** REQUIREMENT **
Without including any picture, repeat the records below exactly.

(Dataset rows describing interfaces)
━━━━━━━━━━

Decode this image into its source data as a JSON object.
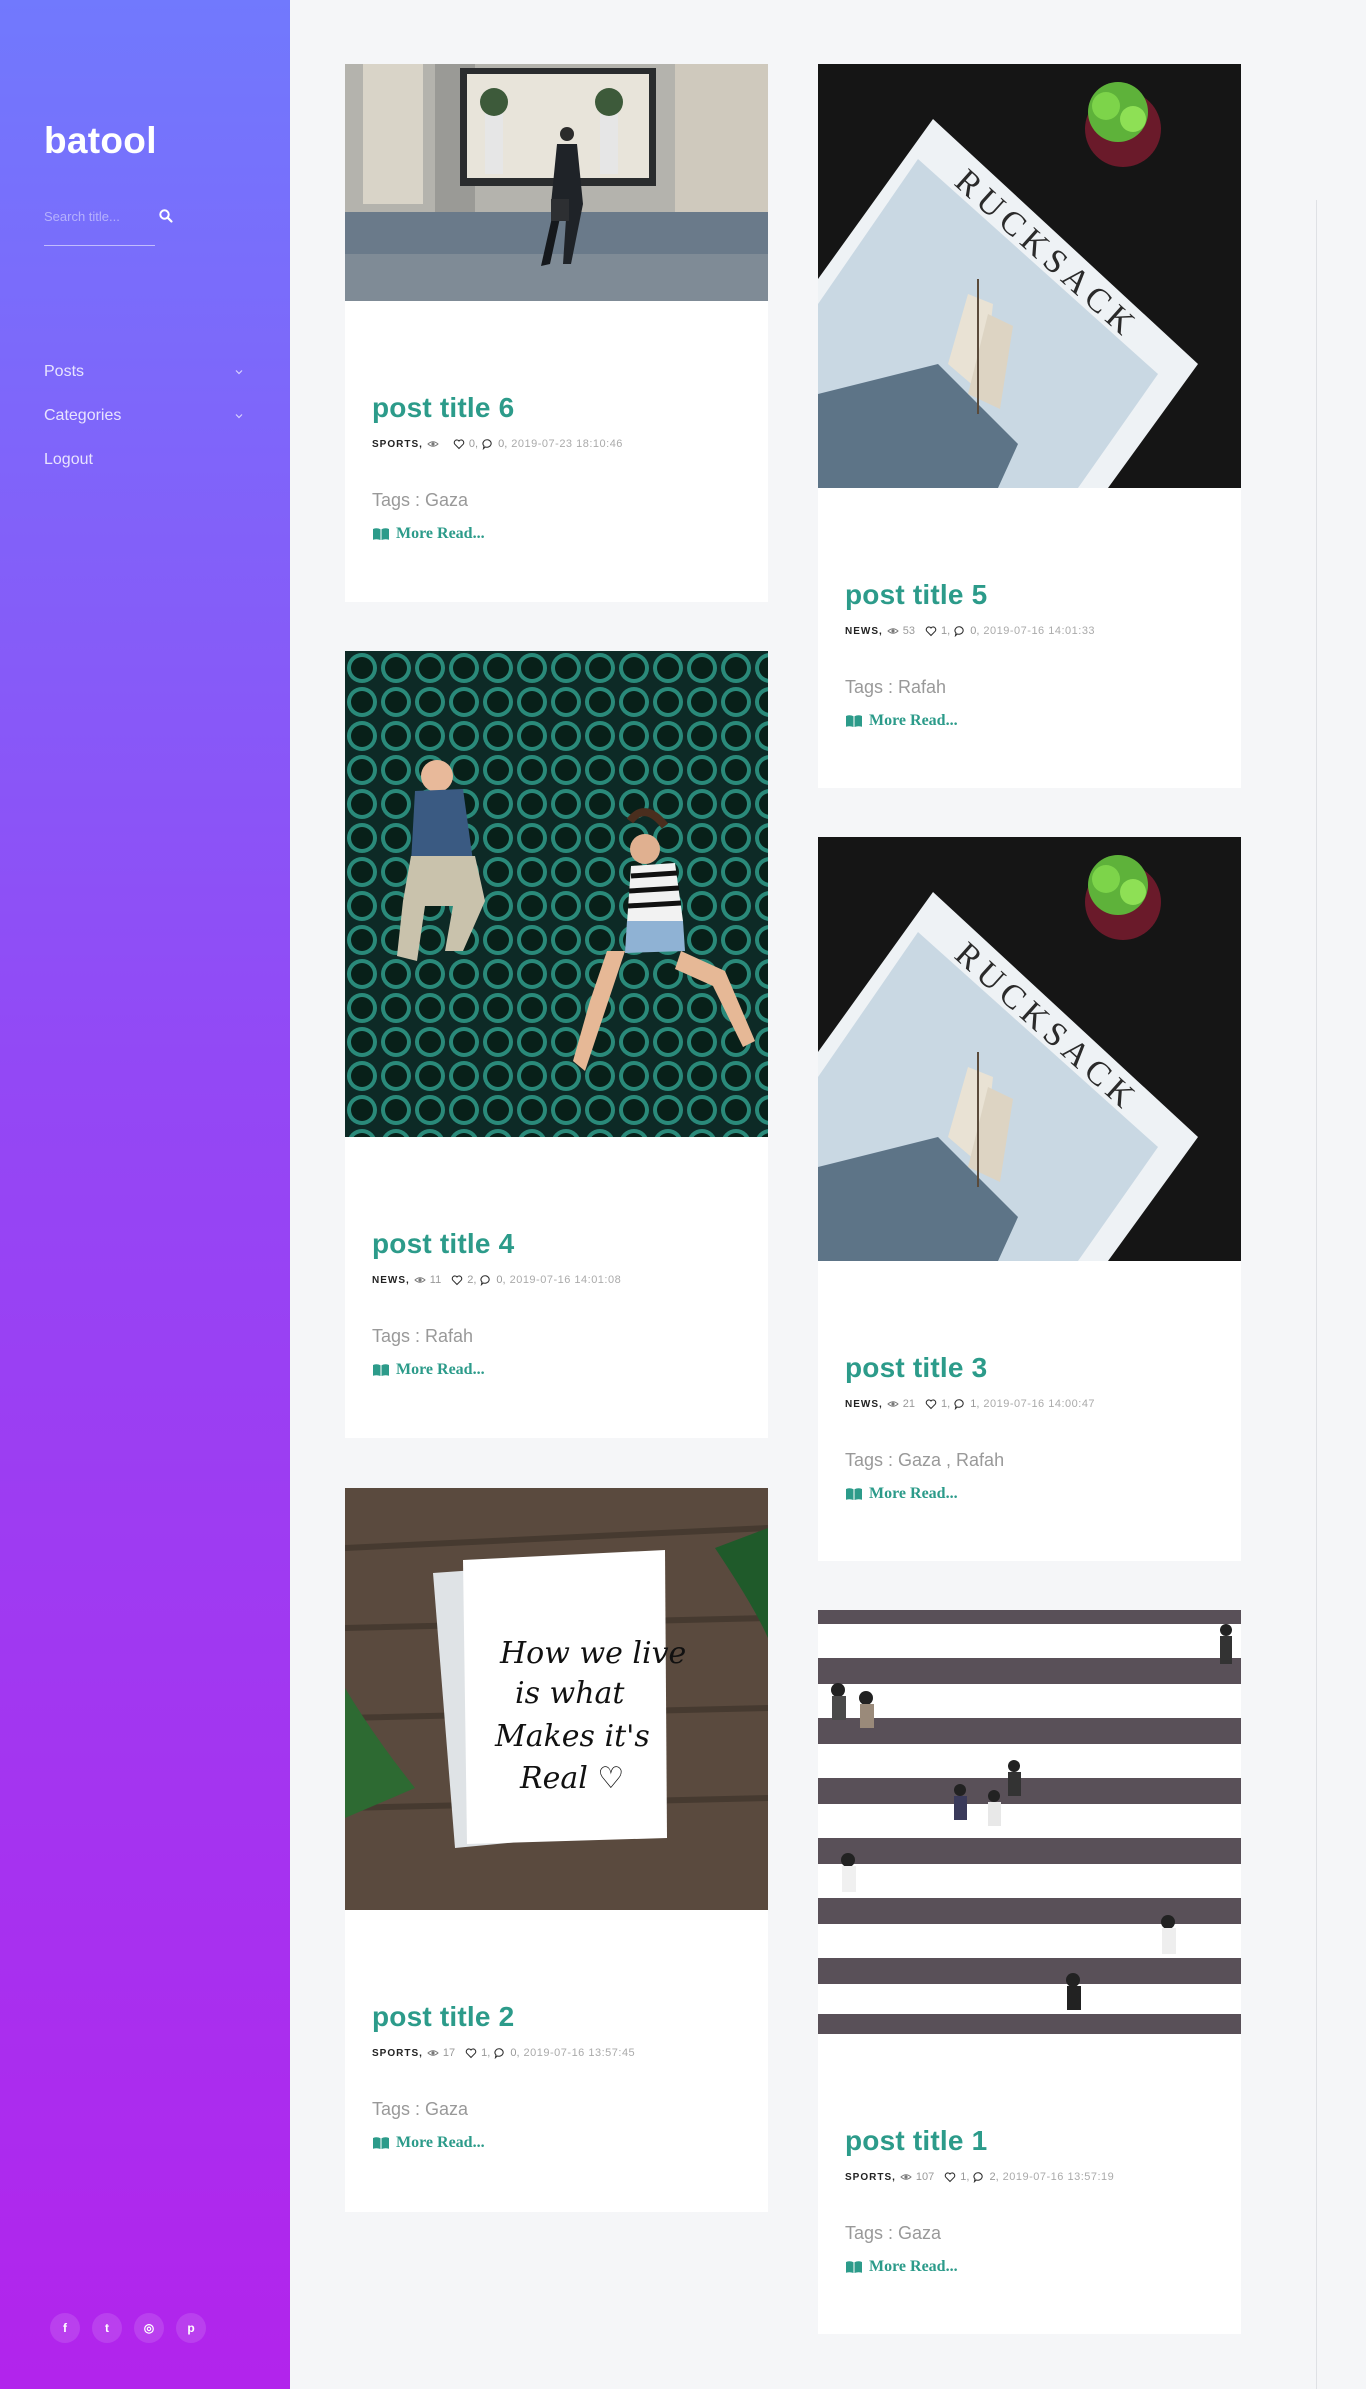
{
  "sidebar": {
    "brand": "batool",
    "search_placeholder": "Search title...",
    "nav": [
      {
        "label": "Posts",
        "has_submenu": true
      },
      {
        "label": "Categories",
        "has_submenu": true
      },
      {
        "label": "Logout",
        "has_submenu": false
      }
    ],
    "socials": [
      {
        "icon": "facebook-icon",
        "glyph": "f"
      },
      {
        "icon": "twitter-icon",
        "glyph": "t"
      },
      {
        "icon": "dribbble-icon",
        "glyph": "◎"
      },
      {
        "icon": "pinterest-icon",
        "glyph": "p"
      }
    ]
  },
  "colors": {
    "accent": "#2c9b8a",
    "sidebar_top": "#7179fd",
    "sidebar_bottom": "#b224ec"
  },
  "posts": [
    {
      "id": 6,
      "title": "post title 6",
      "category": "SPORTS,",
      "views": "",
      "likes": "0,",
      "comments": "0,",
      "date": "2019-07-23 18:10:46",
      "tags": "Tags : Gaza",
      "more": "More Read...",
      "image": "street-walker-photo"
    },
    {
      "id": 5,
      "title": "post title 5",
      "category": "NEWS,",
      "views": "53",
      "likes": "1,",
      "comments": "0,",
      "date": "2019-07-16 14:01:33",
      "tags": "Tags : Rafah",
      "more": "More Read...",
      "image": "rucksack-magazine-photo"
    },
    {
      "id": 4,
      "title": "post title 4",
      "category": "NEWS,",
      "views": "11",
      "likes": "2,",
      "comments": "0,",
      "date": "2019-07-16 14:01:08",
      "tags": "Tags : Rafah",
      "more": "More Read...",
      "image": "jumping-couple-photo"
    },
    {
      "id": 3,
      "title": "post title 3",
      "category": "NEWS,",
      "views": "21",
      "likes": "1,",
      "comments": "1,",
      "date": "2019-07-16 14:00:47",
      "tags": "Tags : Gaza , Rafah",
      "more": "More Read...",
      "image": "rucksack-magazine-photo"
    },
    {
      "id": 2,
      "title": "post title 2",
      "category": "SPORTS,",
      "views": "17",
      "likes": "1,",
      "comments": "0,",
      "date": "2019-07-16 13:57:45",
      "tags": "Tags : Gaza",
      "more": "More Read...",
      "image": "how-we-live-card-photo"
    },
    {
      "id": 1,
      "title": "post title 1",
      "category": "SPORTS,",
      "views": "107",
      "likes": "1,",
      "comments": "2,",
      "date": "2019-07-16 13:57:19",
      "tags": "Tags : Gaza",
      "more": "More Read...",
      "image": "crosswalk-photo"
    }
  ],
  "image_text": {
    "rucksack": "RUCKSACK",
    "card_line1": "How we live",
    "card_line2": "is what",
    "card_line3": "Makes it's",
    "card_line4": "Real ♡"
  }
}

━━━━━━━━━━

** WRITTEN SOLUTION **
Decode this image into its source data as a JSON object.
{
  "sidebar": {
    "brand": "batool",
    "search_placeholder": "Search title...",
    "nav": [
      {
        "label": "Posts",
        "has_submenu": true
      },
      {
        "label": "Categories",
        "has_submenu": true
      },
      {
        "label": "Logout",
        "has_submenu": false
      }
    ],
    "socials": [
      {
        "icon": "facebook-icon",
        "glyph": "f"
      },
      {
        "icon": "twitter-icon",
        "glyph": "t"
      },
      {
        "icon": "dribbble-icon",
        "glyph": "◎"
      },
      {
        "icon": "pinterest-icon",
        "glyph": "p"
      }
    ]
  },
  "colors": {
    "accent": "#2c9b8a",
    "sidebar_top": "#7179fd",
    "sidebar_bottom": "#b224ec"
  },
  "posts": [
    {
      "id": 6,
      "title": "post title 6",
      "category": "SPORTS,",
      "views": "",
      "likes": "0,",
      "comments": "0,",
      "date": "2019-07-23 18:10:46",
      "tags": "Tags : Gaza",
      "more": "More Read...",
      "image": "street-walker-photo"
    },
    {
      "id": 5,
      "title": "post title 5",
      "category": "NEWS,",
      "views": "53",
      "likes": "1,",
      "comments": "0,",
      "date": "2019-07-16 14:01:33",
      "tags": "Tags : Rafah",
      "more": "More Read...",
      "image": "rucksack-magazine-photo"
    },
    {
      "id": 4,
      "title": "post title 4",
      "category": "NEWS,",
      "views": "11",
      "likes": "2,",
      "comments": "0,",
      "date": "2019-07-16 14:01:08",
      "tags": "Tags : Rafah",
      "more": "More Read...",
      "image": "jumping-couple-photo"
    },
    {
      "id": 3,
      "title": "post title 3",
      "category": "NEWS,",
      "views": "21",
      "likes": "1,",
      "comments": "1,",
      "date": "2019-07-16 14:00:47",
      "tags": "Tags : Gaza , Rafah",
      "more": "More Read...",
      "image": "rucksack-magazine-photo"
    },
    {
      "id": 2,
      "title": "post title 2",
      "category": "SPORTS,",
      "views": "17",
      "likes": "1,",
      "comments": "0,",
      "date": "2019-07-16 13:57:45",
      "tags": "Tags : Gaza",
      "more": "More Read...",
      "image": "how-we-live-card-photo"
    },
    {
      "id": 1,
      "title": "post title 1",
      "category": "SPORTS,",
      "views": "107",
      "likes": "1,",
      "comments": "2,",
      "date": "2019-07-16 13:57:19",
      "tags": "Tags : Gaza",
      "more": "More Read...",
      "image": "crosswalk-photo"
    }
  ],
  "image_text": {
    "rucksack": "RUCKSACK",
    "card_line1": "How we live",
    "card_line2": "is what",
    "card_line3": "Makes it's",
    "card_line4": "Real ♡"
  }
}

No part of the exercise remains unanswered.